═══ PROVIDED RECORDS ═══
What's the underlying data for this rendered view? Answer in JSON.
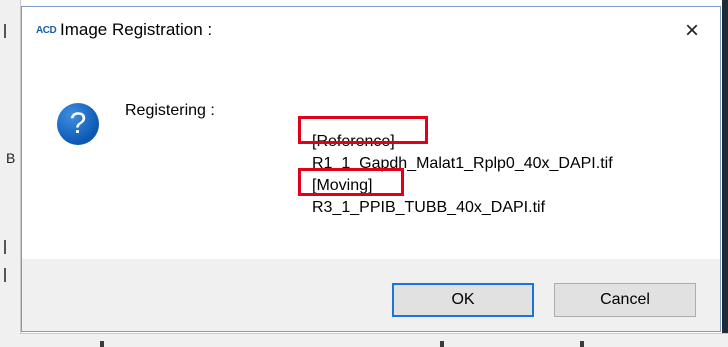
{
  "dialog": {
    "logo_text": "ACD",
    "title": "Image Registration :",
    "close_glyph": "×",
    "icon": "question-icon",
    "icon_glyph": "?",
    "registering_label": "Registering :",
    "reference_label": "[Reference]",
    "reference_file": "R1_1_Gapdh_Malat1_Rplp0_40x_DAPI.tif",
    "moving_label": "[Moving]",
    "moving_file": "R3_1_PPIB_TUBB_40x_DAPI.tif",
    "highlight_color": "#e0001a"
  },
  "buttons": {
    "ok_label": "OK",
    "cancel_label": "Cancel"
  },
  "background": {
    "left_letter": "B"
  }
}
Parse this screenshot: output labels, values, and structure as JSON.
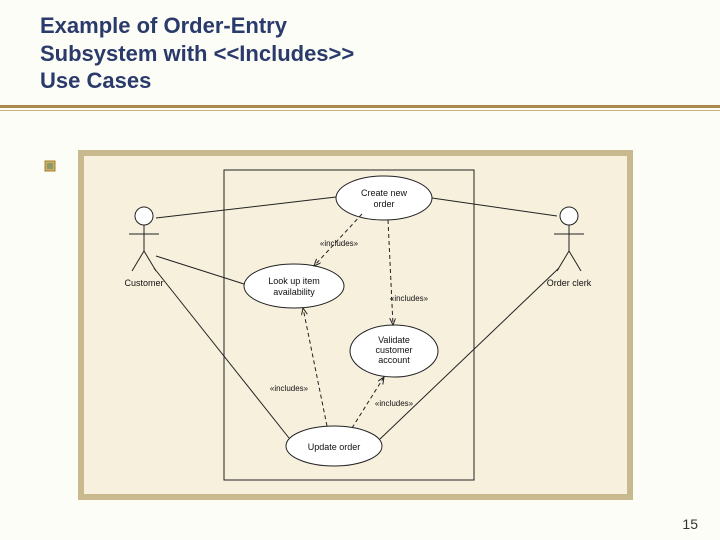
{
  "slide": {
    "title_line1": "Example of Order-Entry",
    "title_line2": "Subsystem with <<Includes>>",
    "title_line3": "Use Cases",
    "page_number": "15"
  },
  "diagram": {
    "actors": [
      {
        "id": "customer",
        "label": "Customer"
      },
      {
        "id": "order_clerk",
        "label": "Order clerk"
      }
    ],
    "use_cases": [
      {
        "id": "create_new_order",
        "label_line1": "Create new",
        "label_line2": "order"
      },
      {
        "id": "look_up_item",
        "label_line1": "Look up item",
        "label_line2": "availability"
      },
      {
        "id": "validate_customer",
        "label_line1": "Validate",
        "label_line2": "customer",
        "label_line3": "account"
      },
      {
        "id": "update_order",
        "label_line1": "Update order"
      }
    ],
    "include_label": "«includes»"
  }
}
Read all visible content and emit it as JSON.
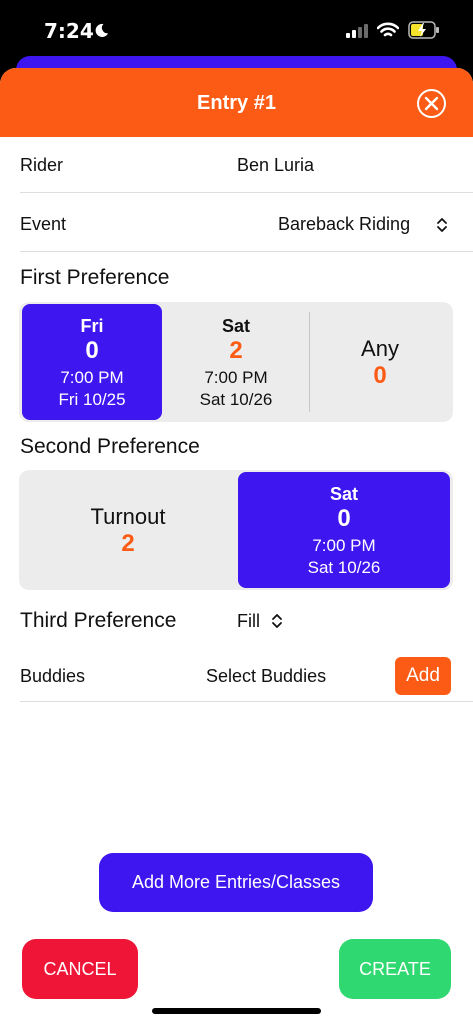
{
  "status_bar": {
    "time": "7:24"
  },
  "header": {
    "title": "Entry #1"
  },
  "rider": {
    "label": "Rider",
    "value": "Ben Luria"
  },
  "event": {
    "label": "Event",
    "value": "Bareback Riding"
  },
  "first_preference": {
    "title": "First Preference",
    "options": [
      {
        "day": "Fri",
        "count": "0",
        "time": "7:00 PM",
        "date": "Fri 10/25",
        "selected": true
      },
      {
        "day": "Sat",
        "count": "2",
        "time": "7:00 PM",
        "date": "Sat 10/26",
        "selected": false
      },
      {
        "day": "Any",
        "count": "0",
        "selected": false
      }
    ]
  },
  "second_preference": {
    "title": "Second Preference",
    "options": [
      {
        "day": "Turnout",
        "count": "2",
        "selected": false
      },
      {
        "day": "Sat",
        "count": "0",
        "time": "7:00 PM",
        "date": "Sat 10/26",
        "selected": true
      }
    ]
  },
  "third_preference": {
    "title": "Third Preference",
    "value": "Fill"
  },
  "buddies": {
    "label": "Buddies",
    "value": "Select Buddies",
    "add_label": "Add"
  },
  "actions": {
    "add_more_label": "Add More Entries/Classes",
    "cancel_label": "CANCEL",
    "create_label": "CREATE"
  },
  "colors": {
    "accent_orange": "#fb5b14",
    "accent_blue": "#3d16f0",
    "cancel_red": "#ee1537",
    "create_green": "#2fd870"
  }
}
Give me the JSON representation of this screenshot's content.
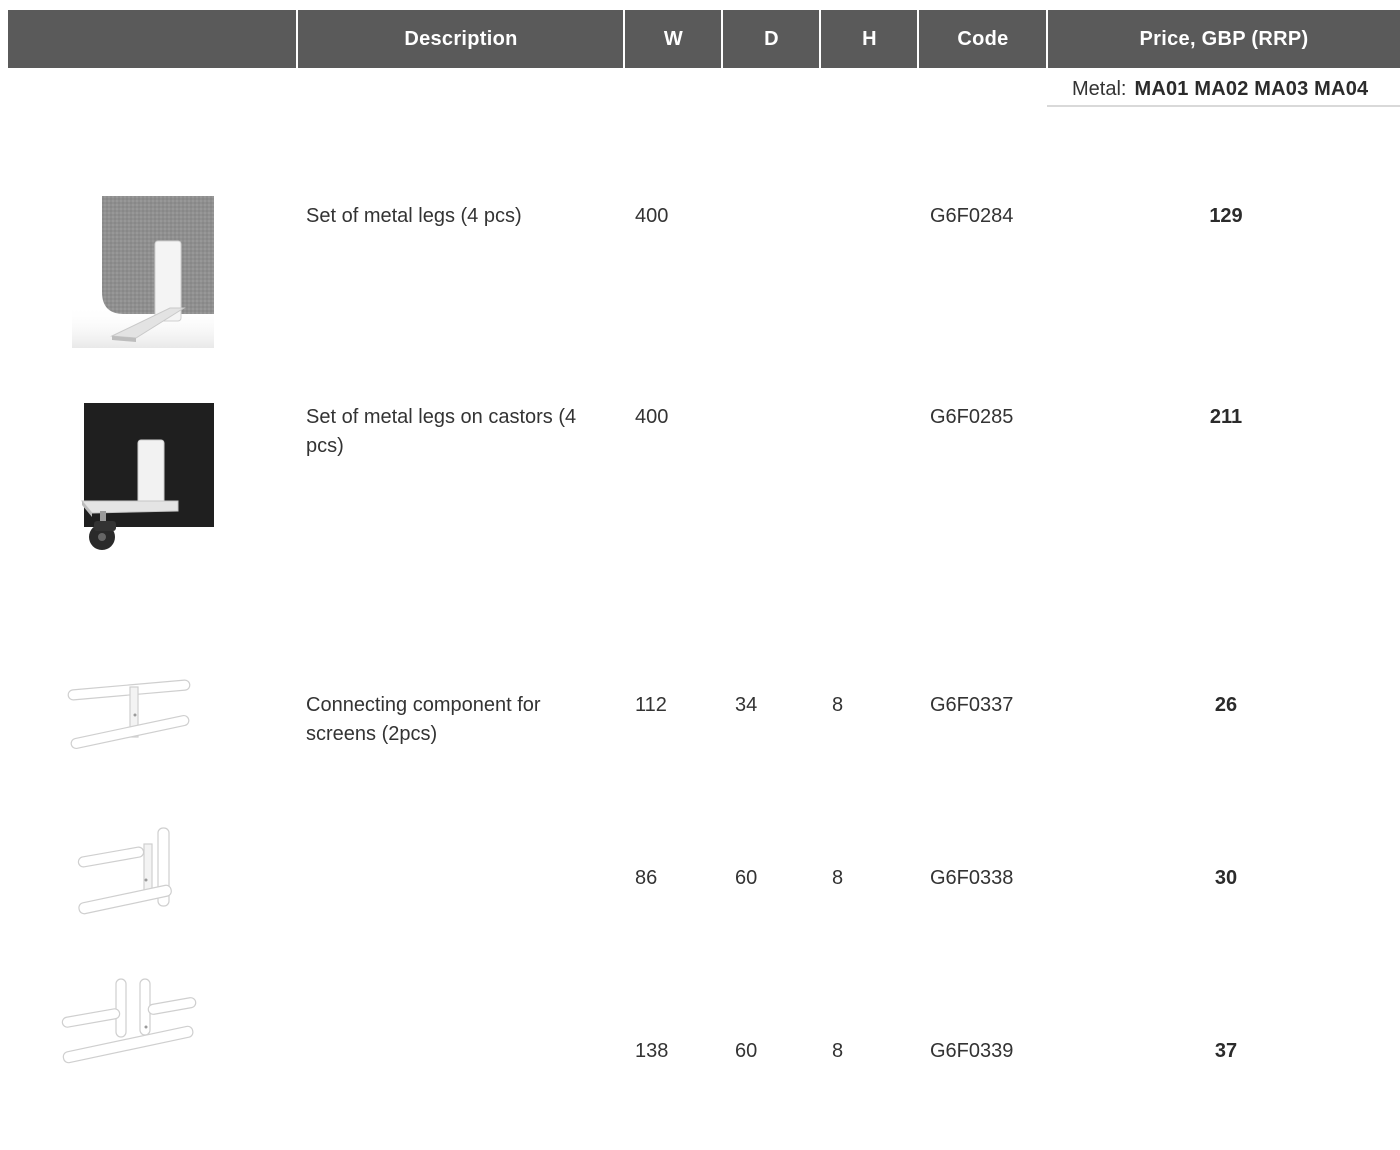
{
  "header": {
    "col0": "",
    "description": "Description",
    "w": "W",
    "d": "D",
    "h": "H",
    "code": "Code",
    "price": "Price, GBP (RRP)"
  },
  "metal": {
    "label": "Metal:",
    "codes": "MA01 MA02 MA03 MA04"
  },
  "rows": [
    {
      "image": "grey-screen-metal-leg",
      "description": "Set of metal legs (4 pcs)",
      "w": "400",
      "d": "",
      "h": "",
      "code": "G6F0284",
      "price": "129"
    },
    {
      "image": "black-screen-leg-castor",
      "description": "Set of metal legs on castors (4 pcs)",
      "w": "400",
      "d": "",
      "h": "",
      "code": "G6F0285",
      "price": "211"
    },
    {
      "image": "h-connector",
      "description": "Connecting component  for screens (2pcs)",
      "w": "112",
      "d": "34",
      "h": "8",
      "code": "G6F0337",
      "price": "26"
    },
    {
      "image": "l-connector",
      "description": "",
      "w": "86",
      "d": "60",
      "h": "8",
      "code": "G6F0338",
      "price": "30"
    },
    {
      "image": "t-connector",
      "description": "",
      "w": "138",
      "d": "60",
      "h": "8",
      "code": "G6F0339",
      "price": "37"
    }
  ]
}
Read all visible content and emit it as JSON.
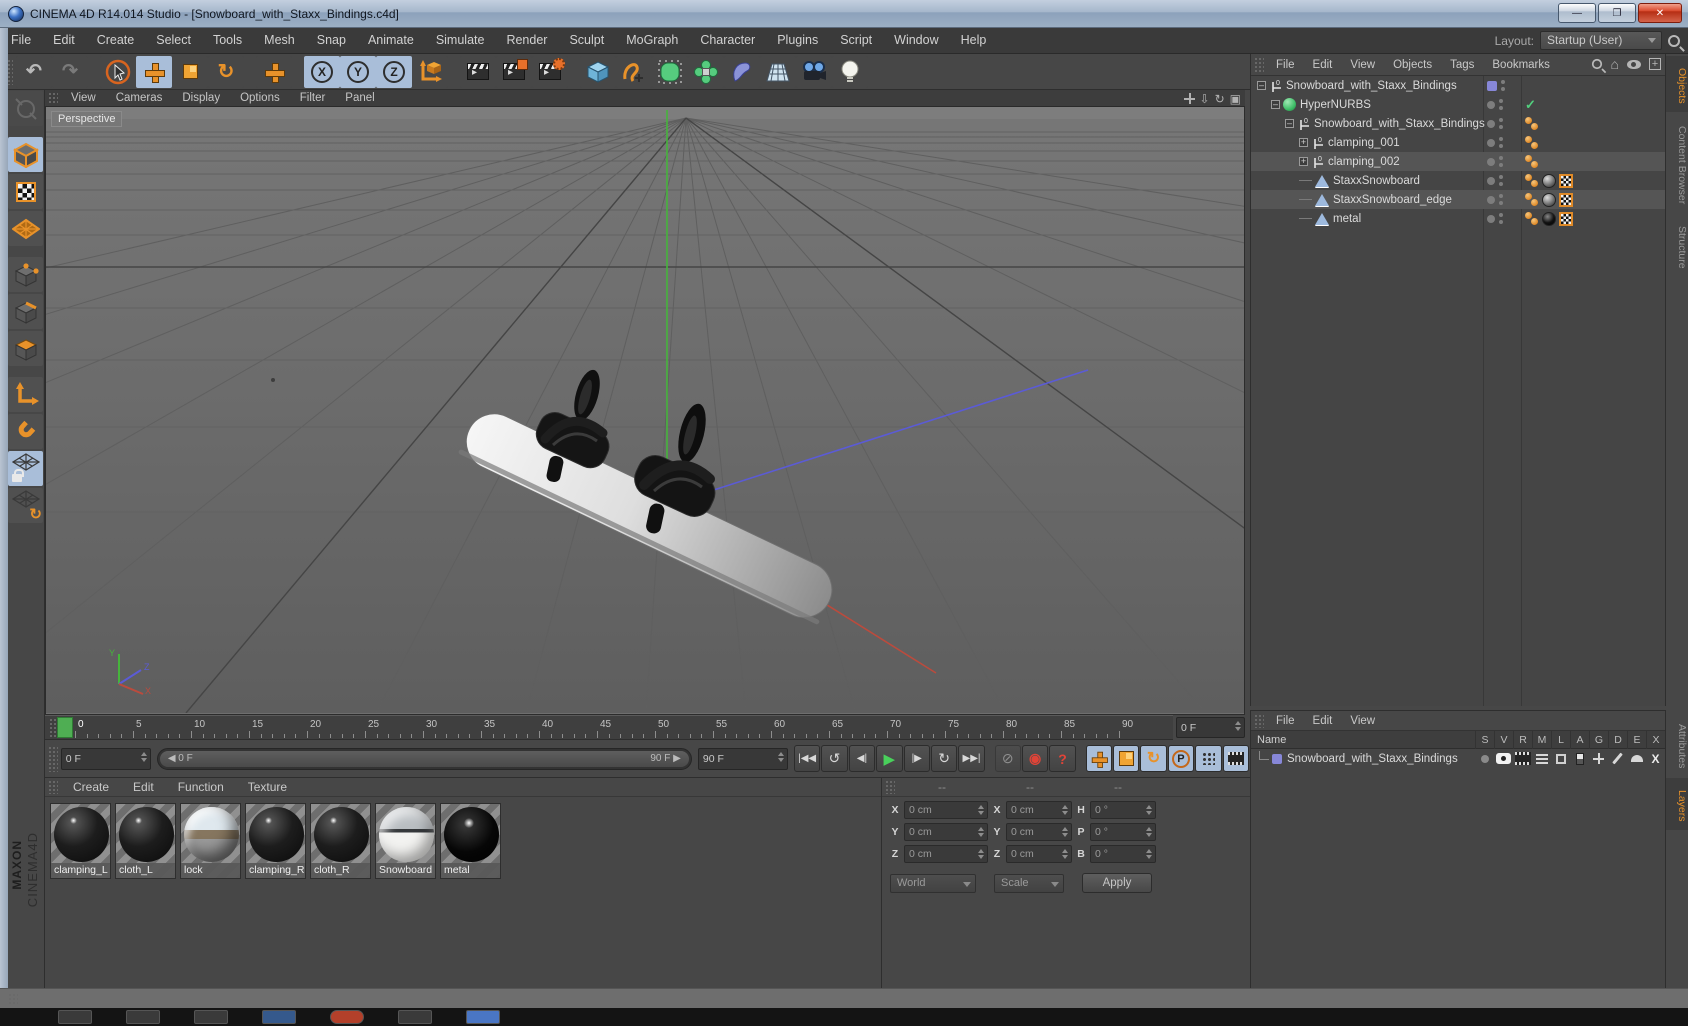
{
  "window": {
    "title": "CINEMA 4D R14.014 Studio - [Snowboard_with_Staxx_Bindings.c4d]"
  },
  "menubar": {
    "items": [
      "File",
      "Edit",
      "Create",
      "Select",
      "Tools",
      "Mesh",
      "Snap",
      "Animate",
      "Simulate",
      "Render",
      "Sculpt",
      "MoGraph",
      "Character",
      "Plugins",
      "Script",
      "Window",
      "Help"
    ],
    "layout_label": "Layout:",
    "layout_value": "Startup (User)"
  },
  "toolbar": {
    "buttons": [
      "undo",
      "redo",
      "live-selection",
      "move",
      "scale",
      "rotate",
      "last-tool-move",
      "lock-x-axis",
      "lock-y-axis",
      "lock-z-axis",
      "coordinate-system",
      "render-view",
      "render-to-picture-viewer",
      "render-settings",
      "add-cube",
      "add-spline",
      "add-hypernurbs",
      "add-mograph",
      "add-deformer",
      "add-environment",
      "add-camera",
      "add-light"
    ],
    "axis_letters": [
      "X",
      "Y",
      "Z"
    ]
  },
  "palette": {
    "buttons": [
      "make-editable",
      "model-mode",
      "texture-mode",
      "workplane-mode",
      "points-mode",
      "edges-mode",
      "polygons-mode",
      "enable-axis",
      "snap-magnet",
      "lock-workplane",
      "align-workplane"
    ]
  },
  "viewport": {
    "menu": [
      "View",
      "Cameras",
      "Display",
      "Options",
      "Filter",
      "Panel"
    ],
    "camera_label": "Perspective",
    "nav_icons": [
      "pan-icon",
      "zoom-icon",
      "rotate-icon",
      "toggle-view-icon"
    ],
    "gizmo_labels": {
      "x": "X",
      "y": "Y",
      "z": "Z"
    },
    "axis_colors": {
      "x": "#bb4b3d",
      "y": "#46b43c",
      "z": "#5b5bd6"
    }
  },
  "object_manager": {
    "menu": [
      "File",
      "Edit",
      "View",
      "Objects",
      "Tags",
      "Bookmarks"
    ],
    "corner_icons": [
      "search-icon",
      "home-icon",
      "eye-icon",
      "add-panel-icon"
    ],
    "tabs": [
      {
        "label": "Objects",
        "active": true
      },
      {
        "label": "Content Browser",
        "active": false
      },
      {
        "label": "Structure",
        "active": false
      }
    ],
    "tree": [
      {
        "name": "Snowboard_with_Staxx_Bindings",
        "depth": 0,
        "icon": "null",
        "expand": "minus",
        "chip": true,
        "check": false,
        "sel": false,
        "tags": []
      },
      {
        "name": "HyperNURBS",
        "depth": 1,
        "icon": "hypernurbs",
        "expand": "minus",
        "chip": false,
        "check": true,
        "sel": false,
        "tags": []
      },
      {
        "name": "Snowboard_with_Staxx_Bindings",
        "depth": 2,
        "icon": "null",
        "expand": "minus",
        "chip": false,
        "check": false,
        "sel": false,
        "tags": [
          "phong"
        ]
      },
      {
        "name": "clamping_001",
        "depth": 3,
        "icon": "null",
        "expand": "plus",
        "chip": false,
        "check": false,
        "sel": false,
        "tags": [
          "phong"
        ]
      },
      {
        "name": "clamping_002",
        "depth": 3,
        "icon": "null",
        "expand": "plus",
        "chip": false,
        "check": false,
        "sel": true,
        "tags": [
          "phong"
        ]
      },
      {
        "name": "StaxxSnowboard",
        "depth": 3,
        "icon": "polygon",
        "expand": null,
        "chip": false,
        "check": false,
        "sel": false,
        "tags": [
          "phong",
          "mat-gray",
          "uvw"
        ]
      },
      {
        "name": "StaxxSnowboard_edge",
        "depth": 3,
        "icon": "polygon",
        "expand": null,
        "chip": false,
        "check": false,
        "sel": true,
        "tags": [
          "phong",
          "mat-gray",
          "uvw"
        ]
      },
      {
        "name": "metal",
        "depth": 3,
        "icon": "polygon",
        "expand": null,
        "chip": false,
        "check": false,
        "sel": false,
        "tags": [
          "phong",
          "mat-black",
          "uvw"
        ]
      }
    ]
  },
  "timeline": {
    "tick_labels": [
      "0",
      "5",
      "10",
      "15",
      "20",
      "25",
      "30",
      "35",
      "40",
      "45",
      "50",
      "55",
      "60",
      "65",
      "70",
      "75",
      "80",
      "85",
      "90"
    ],
    "frames_total": 90,
    "current_frame_field": "0 F",
    "range_start": "0 F",
    "range_end": "90 F",
    "end_frame_field": "90 F",
    "playhead_color": "#4fae53",
    "transport": [
      "goto-start",
      "play-backwards",
      "previous-frame",
      "play-forwards",
      "next-frame",
      "play-loop",
      "goto-end"
    ],
    "record_buttons": [
      "mute",
      "record",
      "autokey-question"
    ],
    "key_toggles": [
      "key-position",
      "key-scale",
      "key-rotation",
      "key-parameter",
      "key-pla",
      "keyframe-selection"
    ]
  },
  "materials": {
    "menu": [
      "Create",
      "Edit",
      "Function",
      "Texture"
    ],
    "items": [
      {
        "name": "clamping_L",
        "look": "dark"
      },
      {
        "name": "cloth_L",
        "look": "dark"
      },
      {
        "name": "lock",
        "look": "chrome"
      },
      {
        "name": "clamping_R",
        "look": "dark"
      },
      {
        "name": "cloth_R",
        "look": "dark"
      },
      {
        "name": "Snowboard",
        "look": "twotone"
      },
      {
        "name": "metal",
        "look": "black"
      }
    ]
  },
  "coordinates": {
    "menu": [
      "--",
      "--",
      "--"
    ],
    "rows": [
      {
        "pos_label": "X",
        "pos": "0 cm",
        "size_label": "X",
        "size": "0 cm",
        "rot_label": "H",
        "rot": "0 °"
      },
      {
        "pos_label": "Y",
        "pos": "0 cm",
        "size_label": "Y",
        "size": "0 cm",
        "rot_label": "P",
        "rot": "0 °"
      },
      {
        "pos_label": "Z",
        "pos": "0 cm",
        "size_label": "Z",
        "size": "0 cm",
        "rot_label": "B",
        "rot": "0 °"
      }
    ],
    "world_dropdown": "World",
    "scale_dropdown": "Scale",
    "apply_button": "Apply"
  },
  "layers_panel": {
    "menu": [
      "File",
      "Edit",
      "View"
    ],
    "name_header": "Name",
    "columns": [
      "S",
      "V",
      "R",
      "M",
      "L",
      "A",
      "G",
      "D",
      "E",
      "X"
    ],
    "rows": [
      {
        "name": "Snowboard_with_Staxx_Bindings",
        "chip_color": "#8787d8"
      }
    ],
    "tabs": [
      {
        "label": "Attributes",
        "active": false
      },
      {
        "label": "Layers",
        "active": true
      }
    ]
  },
  "branding": {
    "maxon": "MAXON",
    "cinema": "CINEMA4D"
  },
  "colors": {
    "accent_orange": "#e8922a",
    "active_blue": "#a9bed9",
    "panel_bg": "#474747",
    "viewport_bg": "#6e6e6e",
    "layer_chip": "#8787d8",
    "check_green": "#52d07e"
  }
}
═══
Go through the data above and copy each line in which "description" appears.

    "description": "Description",
      "description": "Set of metal legs (4 pcs)",
      "description": "Set of metal legs on castors (4 pcs)",
      "description": "Connecting component  for screens (2pcs)",
      "description": "",
      "description": "",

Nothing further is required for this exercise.